It has been roughly a year since an alleged intellectual property infringement occurred, when Talking Tables, the £16m-turnover party accessories designer, expressed apprehensions over a seeming imitation of its ‘Prosecco Pong’ product, launched into the market by a UK retailer.
Just one month ago, The UK IPO and IP Crime Group released its annual crime and enforcement report, which highlighted the extent to which counterfeit goods infiltrate the economy through imports. It found 4% of all imports – £9.3 billion worth of products – to be counterfeit.
Knock-off cigarettes, along with clothing and cosmetics, topped the counterfeit list. Worryingly toy stories can also have unhappy endings, with many not being the real deal, due to counterfeit imitations. Social platform websites, the likes of Facebook, Instagram, Amazon, Gumtree and Alibaba, provide a retail home for such counterfeit goods, but regular retail outlets can also have them on sale.
In 2017 alone, 398 people were found guilty of offences that fall under the Trade Marks Act. A further 47 broke the Copyright, Design and Patent Act (1998). This is despite the stealing of designs being regarded as a severe crime in the UK.
Infringing intellectual property rights is easily done when there are so many counterfeit goods around and when ethics relating to intellectual property can sometimes seem to be in rare supply.
Should counterfeit products result in a safety issue for the public, however, the decision to not check out a product’s credentials can be a costly one. A recall of the product may be required and if the retailer has no product liability insurance to cover the logistics of the recall, things can prove very expensive.
Additionally, attempting to defend an Intellectual Property violation can also result in a pricy legal case that eats into the company budget, if there is no professional indemnity insurance to help with the daunting legal costs.
A new patent system, based on the Unitary Patent and the Unitary Patent Court, is set to be applied in Europe in early 2019, which will make it less onerous to get patent protection across multiple countries – all 26 European countries in fact – with just one application. Infringement could then become an even greater issue, through legislation that will increase the geographical protection of companies with patented products.
Businesses in the fields of product design and creation, which can include retailers, are particularly at risk of being victims of IP infringement and copycat products.
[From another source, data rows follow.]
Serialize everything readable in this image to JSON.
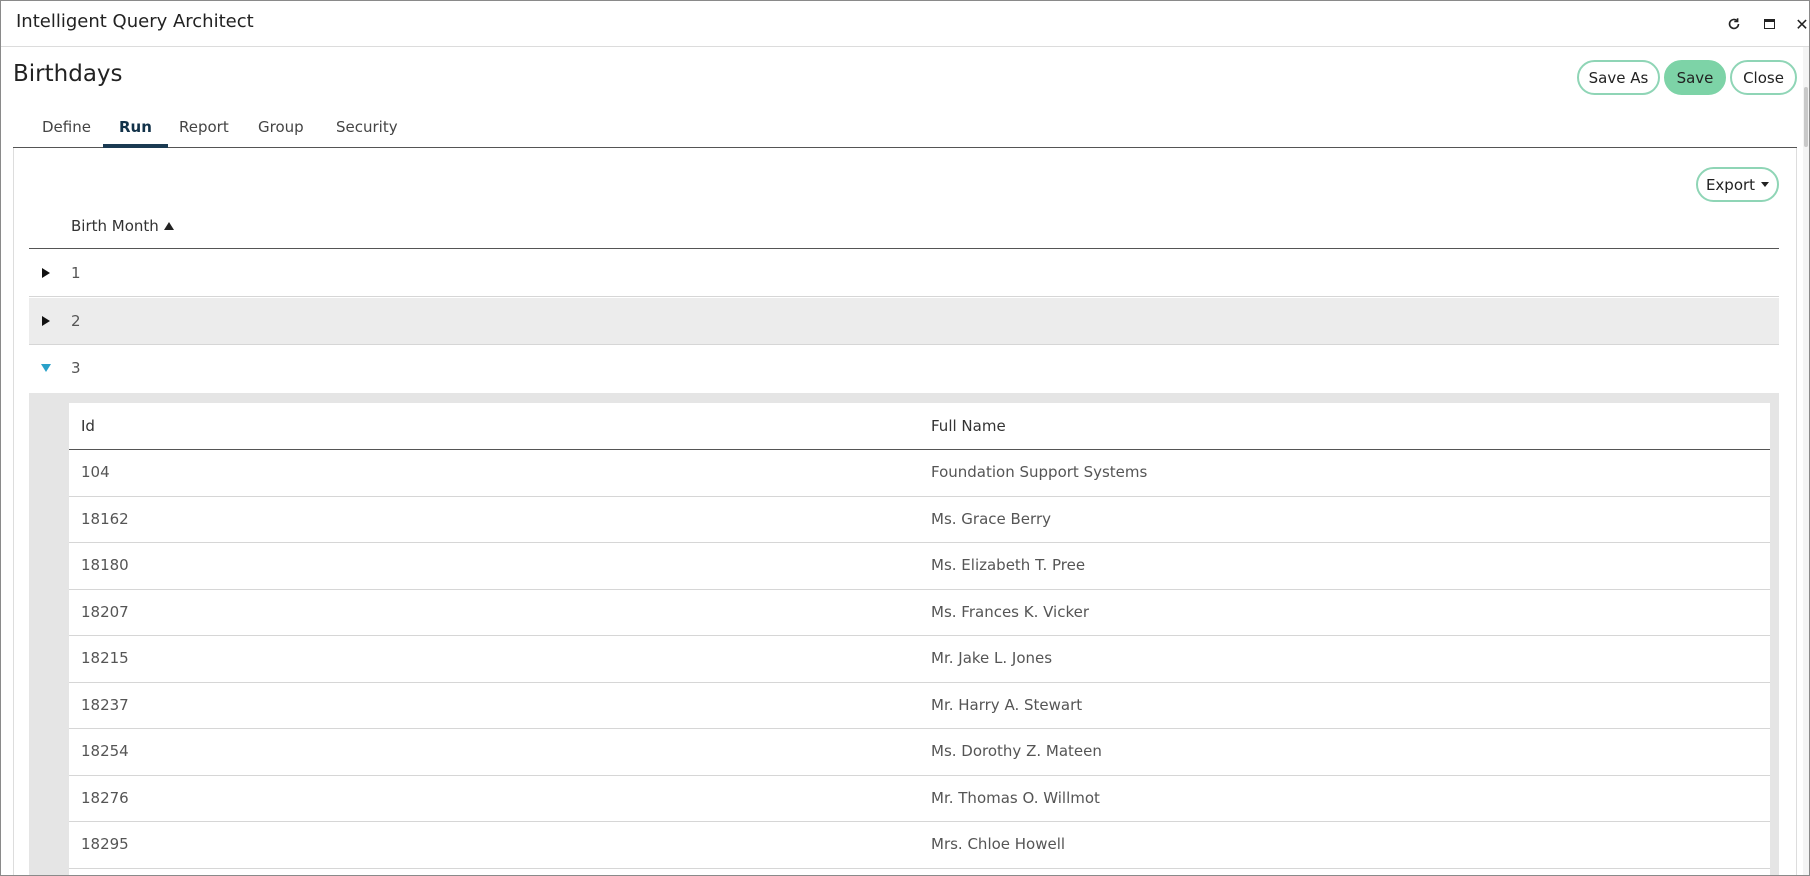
{
  "window": {
    "title": "Intelligent Query Architect"
  },
  "page": {
    "title": "Birthdays"
  },
  "actions": {
    "save_as": "Save As",
    "save": "Save",
    "close": "Close"
  },
  "tabs": [
    {
      "label": "Define",
      "active": false
    },
    {
      "label": "Run",
      "active": true
    },
    {
      "label": "Report",
      "active": false
    },
    {
      "label": "Group",
      "active": false
    },
    {
      "label": "Security",
      "active": false
    }
  ],
  "export": {
    "label": "Export"
  },
  "grid": {
    "group_column": "Birth Month",
    "sort": "ascending",
    "groups": [
      {
        "value": "1",
        "expanded": false
      },
      {
        "value": "2",
        "expanded": false
      },
      {
        "value": "3",
        "expanded": true
      }
    ]
  },
  "detail": {
    "columns": [
      "Id",
      "Full Name"
    ],
    "rows": [
      {
        "id": "104",
        "name": "Foundation Support Systems"
      },
      {
        "id": "18162",
        "name": "Ms. Grace Berry"
      },
      {
        "id": "18180",
        "name": "Ms. Elizabeth T. Pree"
      },
      {
        "id": "18207",
        "name": "Ms. Frances K. Vicker"
      },
      {
        "id": "18215",
        "name": "Mr. Jake L. Jones"
      },
      {
        "id": "18237",
        "name": "Mr. Harry A. Stewart"
      },
      {
        "id": "18254",
        "name": "Ms. Dorothy Z. Mateen"
      },
      {
        "id": "18276",
        "name": "Mr. Thomas O. Willmot"
      },
      {
        "id": "18295",
        "name": "Mrs. Chloe Howell"
      }
    ]
  },
  "icons": {
    "refresh": "refresh-icon",
    "maximize": "maximize-icon",
    "close": "close-icon"
  },
  "colors": {
    "accent_green": "#7dd3a7",
    "outline_green": "#8fd5b6",
    "active_tab": "#1a3a52",
    "expand_blue": "#2aa1c9"
  }
}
Bodies such as the ACID (Anti-copying in Design) are becoming increasingly attentive when it comes to protecting their members’ IP rights – something to take into account before making a me-too product.
The Government’s Intellectual Property Office highlights how IP insurance has a major role to play in safeguarding businesses and supporting cash flow throughout the period of a dispute, not to mention increasing the insured’s negotiation power within a case and enabling them to be more attractive to investors, as a protected business. (https://www.gov.uk/guidance/intellectual-property-insurance). If you need help in buying such cover, please get in touch.